§ **Activity**:
If any record holds an image, omit the image and print the rest exactly.

§ **Input records**:
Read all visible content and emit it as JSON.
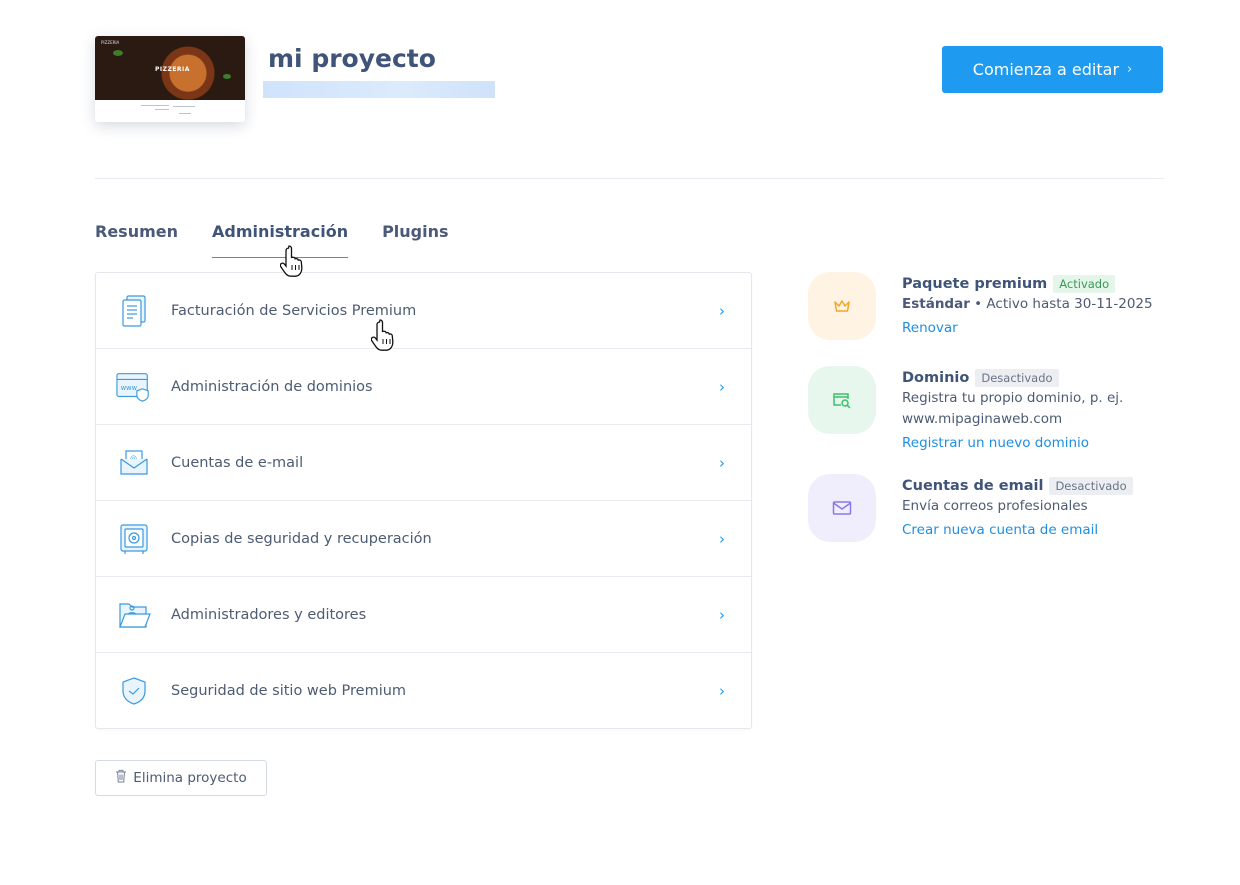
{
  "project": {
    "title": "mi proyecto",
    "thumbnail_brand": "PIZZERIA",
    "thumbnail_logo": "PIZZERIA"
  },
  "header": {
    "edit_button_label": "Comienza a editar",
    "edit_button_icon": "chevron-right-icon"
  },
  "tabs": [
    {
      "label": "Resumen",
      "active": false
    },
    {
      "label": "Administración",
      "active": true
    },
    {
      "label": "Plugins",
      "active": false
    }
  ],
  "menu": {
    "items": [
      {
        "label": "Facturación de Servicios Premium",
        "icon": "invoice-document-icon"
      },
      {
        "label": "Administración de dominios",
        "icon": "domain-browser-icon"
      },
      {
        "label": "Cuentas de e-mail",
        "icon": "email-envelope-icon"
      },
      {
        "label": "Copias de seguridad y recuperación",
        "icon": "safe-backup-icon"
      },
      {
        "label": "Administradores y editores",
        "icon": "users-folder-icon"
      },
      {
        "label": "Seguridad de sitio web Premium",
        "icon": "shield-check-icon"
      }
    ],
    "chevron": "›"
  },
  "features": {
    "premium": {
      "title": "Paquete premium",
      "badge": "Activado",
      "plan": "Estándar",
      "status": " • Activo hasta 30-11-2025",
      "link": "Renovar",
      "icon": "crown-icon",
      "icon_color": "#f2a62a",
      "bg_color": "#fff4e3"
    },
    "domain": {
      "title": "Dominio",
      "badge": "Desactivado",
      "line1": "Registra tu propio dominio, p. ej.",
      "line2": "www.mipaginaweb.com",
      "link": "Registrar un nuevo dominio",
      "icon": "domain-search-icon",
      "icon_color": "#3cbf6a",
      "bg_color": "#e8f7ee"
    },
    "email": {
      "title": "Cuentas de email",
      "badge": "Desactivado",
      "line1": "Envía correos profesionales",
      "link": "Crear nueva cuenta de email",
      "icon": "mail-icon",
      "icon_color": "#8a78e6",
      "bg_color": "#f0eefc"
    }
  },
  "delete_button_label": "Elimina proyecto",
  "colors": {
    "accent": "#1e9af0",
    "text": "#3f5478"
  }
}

§ **Answer box**:
Read all visible content and emit it as JSON.
{
  "project": {
    "title": "mi proyecto",
    "thumbnail_brand": "PIZZERIA",
    "thumbnail_logo": "PIZZERIA"
  },
  "header": {
    "edit_button_label": "Comienza a editar",
    "edit_button_icon": "chevron-right-icon"
  },
  "tabs": [
    {
      "label": "Resumen",
      "active": false
    },
    {
      "label": "Administración",
      "active": true
    },
    {
      "label": "Plugins",
      "active": false
    }
  ],
  "menu": {
    "items": [
      {
        "label": "Facturación de Servicios Premium",
        "icon": "invoice-document-icon"
      },
      {
        "label": "Administración de dominios",
        "icon": "domain-browser-icon"
      },
      {
        "label": "Cuentas de e-mail",
        "icon": "email-envelope-icon"
      },
      {
        "label": "Copias de seguridad y recuperación",
        "icon": "safe-backup-icon"
      },
      {
        "label": "Administradores y editores",
        "icon": "users-folder-icon"
      },
      {
        "label": "Seguridad de sitio web Premium",
        "icon": "shield-check-icon"
      }
    ],
    "chevron": "›"
  },
  "features": {
    "premium": {
      "title": "Paquete premium",
      "badge": "Activado",
      "plan": "Estándar",
      "status": " • Activo hasta 30-11-2025",
      "link": "Renovar",
      "icon": "crown-icon",
      "icon_color": "#f2a62a",
      "bg_color": "#fff4e3"
    },
    "domain": {
      "title": "Dominio",
      "badge": "Desactivado",
      "line1": "Registra tu propio dominio, p. ej.",
      "line2": "www.mipaginaweb.com",
      "link": "Registrar un nuevo dominio",
      "icon": "domain-search-icon",
      "icon_color": "#3cbf6a",
      "bg_color": "#e8f7ee"
    },
    "email": {
      "title": "Cuentas de email",
      "badge": "Desactivado",
      "line1": "Envía correos profesionales",
      "link": "Crear nueva cuenta de email",
      "icon": "mail-icon",
      "icon_color": "#8a78e6",
      "bg_color": "#f0eefc"
    }
  },
  "delete_button_label": "Elimina proyecto",
  "colors": {
    "accent": "#1e9af0",
    "text": "#3f5478"
  }
}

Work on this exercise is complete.